◆ **Task to carry out**
The listing below needs to be copied in full, exactly.

*** Opening of Dataset excerpts ***

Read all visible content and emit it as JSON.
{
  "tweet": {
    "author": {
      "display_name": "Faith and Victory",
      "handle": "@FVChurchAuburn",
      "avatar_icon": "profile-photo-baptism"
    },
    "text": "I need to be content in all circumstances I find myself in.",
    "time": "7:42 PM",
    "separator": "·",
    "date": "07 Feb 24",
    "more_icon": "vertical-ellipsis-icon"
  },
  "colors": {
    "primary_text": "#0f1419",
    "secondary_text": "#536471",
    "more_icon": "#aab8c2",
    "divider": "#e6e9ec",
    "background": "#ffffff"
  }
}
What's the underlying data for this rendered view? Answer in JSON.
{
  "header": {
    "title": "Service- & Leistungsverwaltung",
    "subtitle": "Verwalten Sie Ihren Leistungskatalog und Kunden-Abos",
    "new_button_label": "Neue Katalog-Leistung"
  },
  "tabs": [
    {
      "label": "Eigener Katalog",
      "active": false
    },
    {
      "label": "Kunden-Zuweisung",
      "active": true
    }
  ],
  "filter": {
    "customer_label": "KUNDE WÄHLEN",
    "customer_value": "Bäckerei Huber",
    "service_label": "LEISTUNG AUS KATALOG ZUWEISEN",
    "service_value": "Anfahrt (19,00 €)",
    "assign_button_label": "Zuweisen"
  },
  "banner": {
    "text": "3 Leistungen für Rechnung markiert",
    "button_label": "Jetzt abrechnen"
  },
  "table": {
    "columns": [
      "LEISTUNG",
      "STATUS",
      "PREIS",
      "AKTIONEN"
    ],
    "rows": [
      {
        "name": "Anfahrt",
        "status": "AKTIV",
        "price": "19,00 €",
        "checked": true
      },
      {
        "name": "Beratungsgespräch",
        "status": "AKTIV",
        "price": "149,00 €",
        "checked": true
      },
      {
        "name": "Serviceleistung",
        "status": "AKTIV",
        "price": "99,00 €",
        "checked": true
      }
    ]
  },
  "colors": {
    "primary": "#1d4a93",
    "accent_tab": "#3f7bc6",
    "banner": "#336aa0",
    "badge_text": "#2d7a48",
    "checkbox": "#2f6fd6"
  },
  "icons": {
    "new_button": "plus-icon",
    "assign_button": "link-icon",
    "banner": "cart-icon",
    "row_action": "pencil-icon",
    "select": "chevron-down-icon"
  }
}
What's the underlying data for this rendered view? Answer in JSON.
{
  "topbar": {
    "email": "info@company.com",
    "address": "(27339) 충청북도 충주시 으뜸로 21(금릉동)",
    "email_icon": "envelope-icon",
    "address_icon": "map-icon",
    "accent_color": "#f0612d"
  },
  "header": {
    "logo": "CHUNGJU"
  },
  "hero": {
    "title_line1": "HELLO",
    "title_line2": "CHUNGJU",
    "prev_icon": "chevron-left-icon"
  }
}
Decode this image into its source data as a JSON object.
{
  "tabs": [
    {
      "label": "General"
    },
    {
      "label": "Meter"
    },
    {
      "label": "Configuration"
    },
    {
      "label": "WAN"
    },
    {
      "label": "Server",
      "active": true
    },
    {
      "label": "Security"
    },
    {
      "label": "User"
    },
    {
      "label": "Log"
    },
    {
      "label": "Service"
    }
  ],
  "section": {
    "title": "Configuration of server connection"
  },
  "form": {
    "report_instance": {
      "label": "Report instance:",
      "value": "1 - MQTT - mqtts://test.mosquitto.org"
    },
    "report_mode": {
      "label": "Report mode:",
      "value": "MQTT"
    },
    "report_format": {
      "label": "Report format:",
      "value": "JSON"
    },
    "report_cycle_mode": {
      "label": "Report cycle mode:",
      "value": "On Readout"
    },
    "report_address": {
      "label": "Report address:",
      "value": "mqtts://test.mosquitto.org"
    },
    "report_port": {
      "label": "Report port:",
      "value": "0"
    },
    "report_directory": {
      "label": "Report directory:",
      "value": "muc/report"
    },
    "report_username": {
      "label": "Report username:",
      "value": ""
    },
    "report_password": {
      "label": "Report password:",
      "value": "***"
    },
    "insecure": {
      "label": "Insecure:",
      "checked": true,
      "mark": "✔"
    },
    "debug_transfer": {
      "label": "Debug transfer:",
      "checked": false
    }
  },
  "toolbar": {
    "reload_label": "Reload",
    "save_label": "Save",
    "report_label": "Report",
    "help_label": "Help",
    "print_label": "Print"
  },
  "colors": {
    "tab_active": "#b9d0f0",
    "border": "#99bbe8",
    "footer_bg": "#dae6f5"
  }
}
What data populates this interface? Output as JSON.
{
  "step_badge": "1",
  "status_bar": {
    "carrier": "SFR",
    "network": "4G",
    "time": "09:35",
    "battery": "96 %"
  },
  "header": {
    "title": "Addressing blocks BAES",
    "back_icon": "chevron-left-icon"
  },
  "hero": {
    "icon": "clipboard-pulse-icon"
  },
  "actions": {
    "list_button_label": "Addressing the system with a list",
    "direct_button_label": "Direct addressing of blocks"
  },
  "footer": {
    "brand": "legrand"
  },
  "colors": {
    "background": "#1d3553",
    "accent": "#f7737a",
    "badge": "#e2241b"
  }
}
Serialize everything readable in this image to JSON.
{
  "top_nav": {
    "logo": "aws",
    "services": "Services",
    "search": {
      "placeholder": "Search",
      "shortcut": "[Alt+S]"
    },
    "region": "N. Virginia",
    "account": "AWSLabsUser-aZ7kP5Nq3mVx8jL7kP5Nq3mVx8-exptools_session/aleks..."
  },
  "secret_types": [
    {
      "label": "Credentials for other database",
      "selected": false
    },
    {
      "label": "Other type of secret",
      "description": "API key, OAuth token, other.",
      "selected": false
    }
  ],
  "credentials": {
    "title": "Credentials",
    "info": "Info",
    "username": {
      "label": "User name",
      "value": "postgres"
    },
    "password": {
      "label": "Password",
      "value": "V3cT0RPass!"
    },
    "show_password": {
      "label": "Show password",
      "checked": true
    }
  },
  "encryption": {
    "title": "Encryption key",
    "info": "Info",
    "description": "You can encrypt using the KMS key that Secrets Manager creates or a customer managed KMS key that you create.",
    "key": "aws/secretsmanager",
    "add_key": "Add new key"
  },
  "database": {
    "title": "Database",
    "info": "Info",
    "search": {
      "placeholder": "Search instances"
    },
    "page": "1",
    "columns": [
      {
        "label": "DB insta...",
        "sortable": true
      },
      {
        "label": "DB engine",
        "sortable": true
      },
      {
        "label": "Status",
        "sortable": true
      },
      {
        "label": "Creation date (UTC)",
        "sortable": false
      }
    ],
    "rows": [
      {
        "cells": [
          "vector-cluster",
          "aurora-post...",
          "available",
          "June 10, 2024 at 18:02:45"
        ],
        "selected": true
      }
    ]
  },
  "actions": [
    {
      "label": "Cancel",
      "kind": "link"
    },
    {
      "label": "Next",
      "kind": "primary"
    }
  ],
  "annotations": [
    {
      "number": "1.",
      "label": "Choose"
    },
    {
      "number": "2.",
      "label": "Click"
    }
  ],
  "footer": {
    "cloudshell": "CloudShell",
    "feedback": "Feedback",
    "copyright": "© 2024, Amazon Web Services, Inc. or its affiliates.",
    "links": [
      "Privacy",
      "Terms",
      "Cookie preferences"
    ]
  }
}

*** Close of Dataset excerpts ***

◆ **Written reply**
Read all visible content and emit it as JSON.
{
  "tweet": {
    "author": {
      "display_name": "Faith and Victory",
      "handle": "@FVChurchAuburn",
      "avatar_icon": "profile-photo-baptism"
    },
    "text": "I need to be content in all circumstances I find myself in.",
    "time": "7:42 PM",
    "separator": "·",
    "date": "07 Feb 24",
    "more_icon": "vertical-ellipsis-icon"
  },
  "colors": {
    "primary_text": "#0f1419",
    "secondary_text": "#536471",
    "more_icon": "#aab8c2",
    "divider": "#e6e9ec",
    "background": "#ffffff"
  }
}
What's the underlying data for this rendered view? Answer in JSON.
{
  "header": {
    "title": "Service- & Leistungsverwaltung",
    "subtitle": "Verwalten Sie Ihren Leistungskatalog und Kunden-Abos",
    "new_button_label": "Neue Katalog-Leistung"
  },
  "tabs": [
    {
      "label": "Eigener Katalog",
      "active": false
    },
    {
      "label": "Kunden-Zuweisung",
      "active": true
    }
  ],
  "filter": {
    "customer_label": "KUNDE WÄHLEN",
    "customer_value": "Bäckerei Huber",
    "service_label": "LEISTUNG AUS KATALOG ZUWEISEN",
    "service_value": "Anfahrt (19,00 €)",
    "assign_button_label": "Zuweisen"
  },
  "banner": {
    "text": "3 Leistungen für Rechnung markiert",
    "button_label": "Jetzt abrechnen"
  },
  "table": {
    "columns": [
      "LEISTUNG",
      "STATUS",
      "PREIS",
      "AKTIONEN"
    ],
    "rows": [
      {
        "name": "Anfahrt",
        "status": "AKTIV",
        "price": "19,00 €",
        "checked": true
      },
      {
        "name": "Beratungsgespräch",
        "status": "AKTIV",
        "price": "149,00 €",
        "checked": true
      },
      {
        "name": "Serviceleistung",
        "status": "AKTIV",
        "price": "99,00 €",
        "checked": true
      }
    ]
  },
  "colors": {
    "primary": "#1d4a93",
    "accent_tab": "#3f7bc6",
    "banner": "#336aa0",
    "badge_text": "#2d7a48",
    "checkbox": "#2f6fd6"
  },
  "icons": {
    "new_button": "plus-icon",
    "assign_button": "link-icon",
    "banner": "cart-icon",
    "row_action": "pencil-icon",
    "select": "chevron-down-icon"
  }
}
What's the underlying data for this rendered view? Answer in JSON.
{
  "topbar": {
    "email": "info@company.com",
    "address": "(27339) 충청북도 충주시 으뜸로 21(금릉동)",
    "email_icon": "envelope-icon",
    "address_icon": "map-icon",
    "accent_color": "#f0612d"
  },
  "header": {
    "logo": "CHUNGJU"
  },
  "hero": {
    "title_line1": "HELLO",
    "title_line2": "CHUNGJU",
    "prev_icon": "chevron-left-icon"
  }
}
Decode this image into its source data as a JSON object.
{
  "tabs": [
    {
      "label": "General"
    },
    {
      "label": "Meter"
    },
    {
      "label": "Configuration"
    },
    {
      "label": "WAN"
    },
    {
      "label": "Server",
      "active": true
    },
    {
      "label": "Security"
    },
    {
      "label": "User"
    },
    {
      "label": "Log"
    },
    {
      "label": "Service"
    }
  ],
  "section": {
    "title": "Configuration of server connection"
  },
  "form": {
    "report_instance": {
      "label": "Report instance:",
      "value": "1 - MQTT - mqtts://test.mosquitto.org"
    },
    "report_mode": {
      "label": "Report mode:",
      "value": "MQTT"
    },
    "report_format": {
      "label": "Report format:",
      "value": "JSON"
    },
    "report_cycle_mode": {
      "label": "Report cycle mode:",
      "value": "On Readout"
    },
    "report_address": {
      "label": "Report address:",
      "value": "mqtts://test.mosquitto.org"
    },
    "report_port": {
      "label": "Report port:",
      "value": "0"
    },
    "report_directory": {
      "label": "Report directory:",
      "value": "muc/report"
    },
    "report_username": {
      "label": "Report username:",
      "value": ""
    },
    "report_password": {
      "label": "Report password:",
      "value": "***"
    },
    "insecure": {
      "label": "Insecure:",
      "checked": true,
      "mark": "✔"
    },
    "debug_transfer": {
      "label": "Debug transfer:",
      "checked": false
    }
  },
  "toolbar": {
    "reload_label": "Reload",
    "save_label": "Save",
    "report_label": "Report",
    "help_label": "Help",
    "print_label": "Print"
  },
  "colors": {
    "tab_active": "#b9d0f0",
    "border": "#99bbe8",
    "footer_bg": "#dae6f5"
  }
}
What data populates this interface? Output as JSON.
{
  "step_badge": "1",
  "status_bar": {
    "carrier": "SFR",
    "network": "4G",
    "time": "09:35",
    "battery": "96 %"
  },
  "header": {
    "title": "Addressing blocks BAES",
    "back_icon": "chevron-left-icon"
  },
  "hero": {
    "icon": "clipboard-pulse-icon"
  },
  "actions": {
    "list_button_label": "Addressing the system with a list",
    "direct_button_label": "Direct addressing of blocks"
  },
  "footer": {
    "brand": "legrand"
  },
  "colors": {
    "background": "#1d3553",
    "accent": "#f7737a",
    "badge": "#e2241b"
  }
}
Serialize everything readable in this image to JSON.
{
  "top_nav": {
    "logo": "aws",
    "services": "Services",
    "search": {
      "placeholder": "Search",
      "shortcut": "[Alt+S]"
    },
    "region": "N. Virginia",
    "account": "AWSLabsUser-aZ7kP5Nq3mVx8jL7kP5Nq3mVx8-exptools_session/aleks..."
  },
  "secret_types": [
    {
      "label": "Credentials for other database",
      "selected": false
    },
    {
      "label": "Other type of secret",
      "description": "API key, OAuth token, other.",
      "selected": false
    }
  ],
  "credentials": {
    "title": "Credentials",
    "info": "Info",
    "username": {
      "label": "User name",
      "value": "postgres"
    },
    "password": {
      "label": "Password",
      "value": "V3cT0RPass!"
    },
    "show_password": {
      "label": "Show password",
      "checked": true
    }
  },
  "encryption": {
    "title": "Encryption key",
    "info": "Info",
    "description": "You can encrypt using the KMS key that Secrets Manager creates or a customer managed KMS key that you create.",
    "key": "aws/secretsmanager",
    "add_key": "Add new key"
  },
  "database": {
    "title": "Database",
    "info": "Info",
    "search": {
      "placeholder": "Search instances"
    },
    "page": "1",
    "columns": [
      {
        "label": "DB insta...",
        "sortable": true
      },
      {
        "label": "DB engine",
        "sortable": true
      },
      {
        "label": "Status",
        "sortable": true
      },
      {
        "label": "Creation date (UTC)",
        "sortable": false
      }
    ],
    "rows": [
      {
        "cells": [
          "vector-cluster",
          "aurora-post...",
          "available",
          "June 10, 2024 at 18:02:45"
        ],
        "selected": true
      }
    ]
  },
  "actions": [
    {
      "label": "Cancel",
      "kind": "link"
    },
    {
      "label": "Next",
      "kind": "primary"
    }
  ],
  "annotations": [
    {
      "number": "1.",
      "label": "Choose"
    },
    {
      "number": "2.",
      "label": "Click"
    }
  ],
  "footer": {
    "cloudshell": "CloudShell",
    "feedback": "Feedback",
    "copyright": "© 2024, Amazon Web Services, Inc. or its affiliates.",
    "links": [
      "Privacy",
      "Terms",
      "Cookie preferences"
    ]
  }
}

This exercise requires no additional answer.